UC Santa Barbara’s COVID-19 Response Team recently discontinued its Early Detection Testing and Monitoring Program — after two weeks of operation this fall quarter — due to low participation from the student body.
The UC will continue its vaccine booster mandate into fall quarter, and will require all staff, faculty and students to obtain the new FDA-approved Moderna or Pfizer-BioNTech Bivalent COVID-19 vaccine if it has been more than two months since an individual’s last vaccine or booster dose, according to a Sept. 22 university-wide email.
Through the early detection program, students were randomly selected to participate in on-campus PCR testing every week starting in the 2021-22 academic year. In a Sept. 19 message, the COVID-19 Response Team stated its intention to resume the program during Fall Quarter 2022, describing it as an important means of data collection for the university.
“The COVID-19 Early Detection Testing and Monitoring Program will resume during fall quarter,” the Sept. 19 message stated. “This is our most accurate method of assessing the prevalence of COVID-19 in our campus population, which in turn assists us in developing our campus COVID-19 mitigation efforts and modifying them as the situation changes.”
The message urged selected students to participate in the program, emphasizing that “the reliability of this metric depends on a high rate of participation.”
The program collected data for Week 1 and 2 of the quarter, but only 20% of students invited to participate came in for testing, UCSB Media Relations Manager Kiki Reyes said in a statement to the Nexus.
The program ended shortly thereafter, as confirmed in a statement from Reyes.
Less than 1% – 0.62% – of program participants tested positive for COVID-19 in the week of Sept. 25 to Oct. 1, with an uptick to a 1.37% positivity rate for the week of Oct. 2 to Oct. 8, according to Reyes.
These numbers reflect lower total positivity rates compared to data from UC Santa Barbara’s publicly available COVID-19 Dashboard. According to the dashboard on-campus testing data, the week of Oct. 2 had a 2.42% positivity rate, with 26 positive cases reported of 1,074 tests.

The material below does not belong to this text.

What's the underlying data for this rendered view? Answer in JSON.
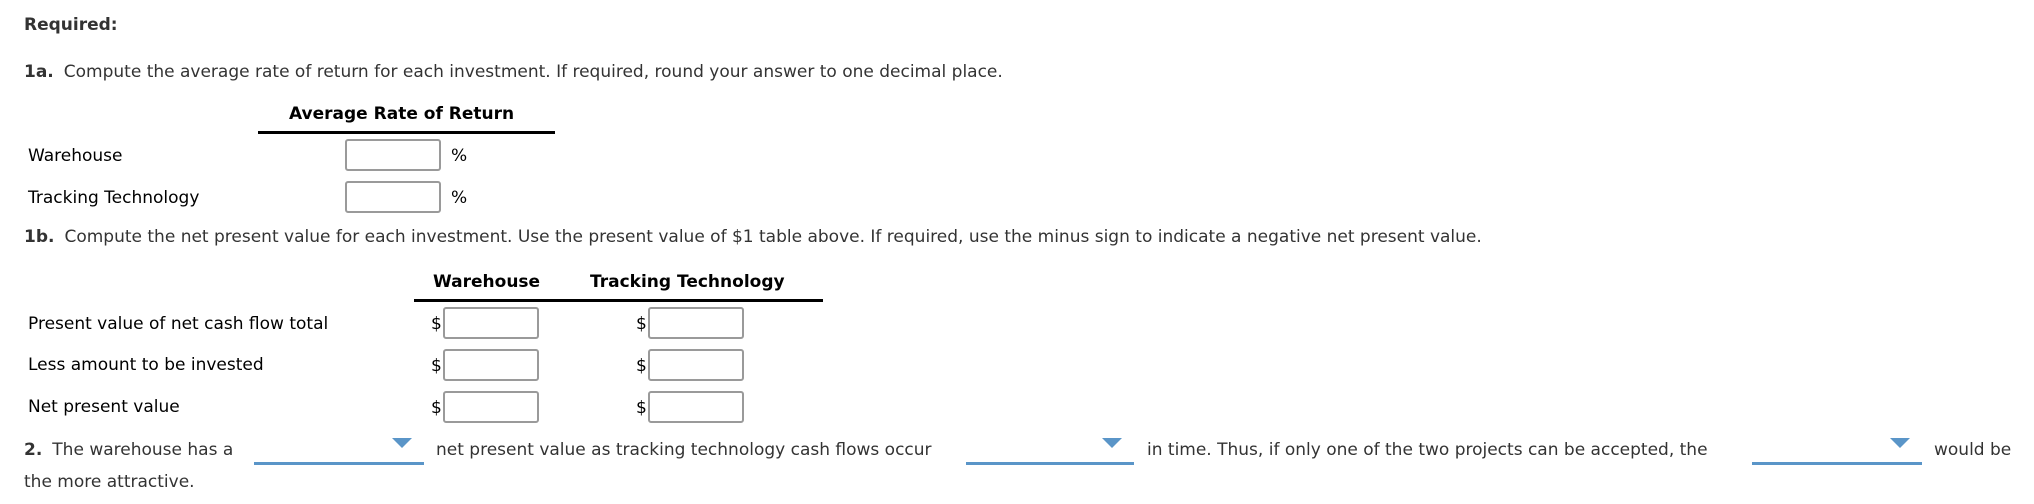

Reyes said that students were choosing to use rapid at-home tests instead of campus PCR testing, driving down the number of volunteers for the early detection program.
“The Response Team has decided to discontinue the program but could resume it in the future if needed,” Reyes said in the statement.

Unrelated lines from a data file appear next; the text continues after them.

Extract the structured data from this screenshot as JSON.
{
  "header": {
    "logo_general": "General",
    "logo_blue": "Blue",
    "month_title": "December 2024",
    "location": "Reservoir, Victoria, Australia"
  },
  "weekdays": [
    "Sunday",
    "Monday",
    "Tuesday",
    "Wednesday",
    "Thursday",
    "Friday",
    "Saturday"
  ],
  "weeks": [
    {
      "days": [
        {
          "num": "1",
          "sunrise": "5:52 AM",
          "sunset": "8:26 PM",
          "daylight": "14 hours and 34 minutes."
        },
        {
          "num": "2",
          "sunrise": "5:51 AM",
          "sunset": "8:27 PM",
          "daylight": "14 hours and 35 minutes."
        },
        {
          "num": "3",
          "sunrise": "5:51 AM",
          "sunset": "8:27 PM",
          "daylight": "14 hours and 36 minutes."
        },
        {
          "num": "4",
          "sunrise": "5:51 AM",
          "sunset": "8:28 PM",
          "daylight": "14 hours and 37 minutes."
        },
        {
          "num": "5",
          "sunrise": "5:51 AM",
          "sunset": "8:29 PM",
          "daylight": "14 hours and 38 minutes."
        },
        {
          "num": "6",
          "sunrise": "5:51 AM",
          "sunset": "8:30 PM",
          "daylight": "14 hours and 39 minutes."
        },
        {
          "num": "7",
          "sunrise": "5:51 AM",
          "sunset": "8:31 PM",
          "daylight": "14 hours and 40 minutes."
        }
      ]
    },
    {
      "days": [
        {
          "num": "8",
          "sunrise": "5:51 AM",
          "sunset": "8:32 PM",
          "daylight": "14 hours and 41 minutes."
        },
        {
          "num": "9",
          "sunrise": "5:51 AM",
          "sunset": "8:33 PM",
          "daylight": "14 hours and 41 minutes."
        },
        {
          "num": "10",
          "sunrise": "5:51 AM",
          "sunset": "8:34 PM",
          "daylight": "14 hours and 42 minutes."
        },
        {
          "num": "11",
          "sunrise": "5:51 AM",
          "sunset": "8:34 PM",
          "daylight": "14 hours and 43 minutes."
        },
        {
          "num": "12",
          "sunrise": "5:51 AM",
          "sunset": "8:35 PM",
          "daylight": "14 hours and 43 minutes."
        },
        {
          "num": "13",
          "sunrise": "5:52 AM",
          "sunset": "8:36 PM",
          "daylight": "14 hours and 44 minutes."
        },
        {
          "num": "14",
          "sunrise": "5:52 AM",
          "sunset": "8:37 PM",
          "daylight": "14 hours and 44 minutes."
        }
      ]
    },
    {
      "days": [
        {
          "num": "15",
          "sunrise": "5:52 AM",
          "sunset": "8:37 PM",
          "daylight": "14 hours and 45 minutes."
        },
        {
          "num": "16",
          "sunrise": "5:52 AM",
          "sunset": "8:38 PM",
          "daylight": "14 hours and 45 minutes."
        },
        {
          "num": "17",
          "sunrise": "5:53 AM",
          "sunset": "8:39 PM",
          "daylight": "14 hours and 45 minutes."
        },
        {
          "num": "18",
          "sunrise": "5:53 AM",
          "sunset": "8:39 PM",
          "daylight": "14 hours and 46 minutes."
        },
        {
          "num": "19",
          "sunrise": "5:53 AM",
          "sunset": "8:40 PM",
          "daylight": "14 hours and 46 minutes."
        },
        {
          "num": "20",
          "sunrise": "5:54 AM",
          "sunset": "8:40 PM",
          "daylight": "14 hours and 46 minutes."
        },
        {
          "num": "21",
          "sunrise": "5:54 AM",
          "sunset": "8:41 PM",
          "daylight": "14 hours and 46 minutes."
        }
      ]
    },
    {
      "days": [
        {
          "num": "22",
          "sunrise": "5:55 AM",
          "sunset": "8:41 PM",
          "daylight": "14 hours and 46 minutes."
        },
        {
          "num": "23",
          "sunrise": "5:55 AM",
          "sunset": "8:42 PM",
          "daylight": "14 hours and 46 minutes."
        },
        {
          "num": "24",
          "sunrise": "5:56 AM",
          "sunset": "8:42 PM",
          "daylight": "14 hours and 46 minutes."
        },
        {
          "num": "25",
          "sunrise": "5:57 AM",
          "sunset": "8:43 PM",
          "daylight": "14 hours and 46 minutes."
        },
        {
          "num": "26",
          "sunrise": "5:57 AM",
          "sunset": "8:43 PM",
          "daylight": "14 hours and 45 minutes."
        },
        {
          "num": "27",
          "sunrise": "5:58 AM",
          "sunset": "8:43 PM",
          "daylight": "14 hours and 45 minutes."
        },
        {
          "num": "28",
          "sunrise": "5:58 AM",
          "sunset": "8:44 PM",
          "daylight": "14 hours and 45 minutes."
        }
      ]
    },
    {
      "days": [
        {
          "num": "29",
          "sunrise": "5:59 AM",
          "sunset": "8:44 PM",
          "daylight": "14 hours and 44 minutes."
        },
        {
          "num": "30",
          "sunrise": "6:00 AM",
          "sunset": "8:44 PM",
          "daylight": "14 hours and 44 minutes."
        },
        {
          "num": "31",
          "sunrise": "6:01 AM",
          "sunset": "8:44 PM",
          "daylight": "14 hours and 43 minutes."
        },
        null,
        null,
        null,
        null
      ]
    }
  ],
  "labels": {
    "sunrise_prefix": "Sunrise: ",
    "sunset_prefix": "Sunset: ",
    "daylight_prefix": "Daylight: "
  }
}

UCSB’s COVID-19 mitigation efforts — which continue to align with guidelines set by the UC and public health — include vaccination mandates and recommendations to wear face masks indoors.
UC policy requires all staff, faculty and students to receive or affirmatively decline the influenza vaccination before Dec. 1. UCSB also requires the campus community to complete their initial COVID-19 vaccination doses as well as their first booster dose, unless they have obtained an approved exception for medical or religious reasons.

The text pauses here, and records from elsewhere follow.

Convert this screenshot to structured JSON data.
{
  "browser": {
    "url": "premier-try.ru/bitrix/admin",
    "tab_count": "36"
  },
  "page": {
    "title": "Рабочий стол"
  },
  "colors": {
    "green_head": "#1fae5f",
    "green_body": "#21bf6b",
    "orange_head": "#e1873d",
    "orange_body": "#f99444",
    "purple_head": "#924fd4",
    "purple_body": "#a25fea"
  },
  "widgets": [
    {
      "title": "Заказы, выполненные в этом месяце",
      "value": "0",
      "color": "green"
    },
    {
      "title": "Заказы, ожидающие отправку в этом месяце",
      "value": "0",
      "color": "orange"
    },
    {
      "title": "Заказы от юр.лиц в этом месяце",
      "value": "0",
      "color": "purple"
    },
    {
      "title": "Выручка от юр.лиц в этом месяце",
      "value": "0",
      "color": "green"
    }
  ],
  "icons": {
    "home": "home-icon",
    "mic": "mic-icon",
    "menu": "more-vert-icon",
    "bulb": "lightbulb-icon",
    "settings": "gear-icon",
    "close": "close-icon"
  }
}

“The campus is following public health guidelines and continues to strongly encourage facemasks indoors,” Reyes said in a statement. “The campus is also continuing to provide not only free Covid-19 PCR testing and rapid test kits to members of our community, and assisting community members through case investigation nurses who help students, faculty, and staff notify their close contacts.”
The university recommends that students follow the California Department of Public Health guidelines if they test positive for COVID-19, requiring a minimum of five days isolation and up to 10 days if they continue to test positive with rapid at-home testing.
The university is also providing isolation beds for students who test positive on a limited basis.
“The campus has a limited number of isolation beds available for students who are positive for COVID-19 and reside in triple-bedded residence hall rooms where isolation is most difficult,” Reyes said. “Advice is provided by campus medical experts to other students on how to safely isolate in their apartments and medical questions, along with assistance for food resources, counseling referrals, and academic advice if needed.”
According to Reyes, UCSB is continuing to promote the use of the CA Notify mobile app, which allows anonymous notification of exposed contacts after a person gets a positive test.
A version of this article appeared on p. 5 of the Oct. 13, 2022 print edition of the Daily Nexus.
Stop this bs UCSB! The testing and mandatory shots needs to cease. It is a complete waste of resources.
I really want to see clearer regulations regarding COVID-19 protocols in medical settings. It can be hard to know what to expect when I get a job in a hospital, and I hope there will be additional guidelines. I am continuing to work on my dnp capstone project, which is focused on improving patient outcomes during the pandemic. I am using my experience working in healthcare to develop evidence-based strategies for minimizing the spread of COVID-19 and ensuring that patients receive the care they need. While I know that my project can’t solve all of the challenges posed by the… Read more »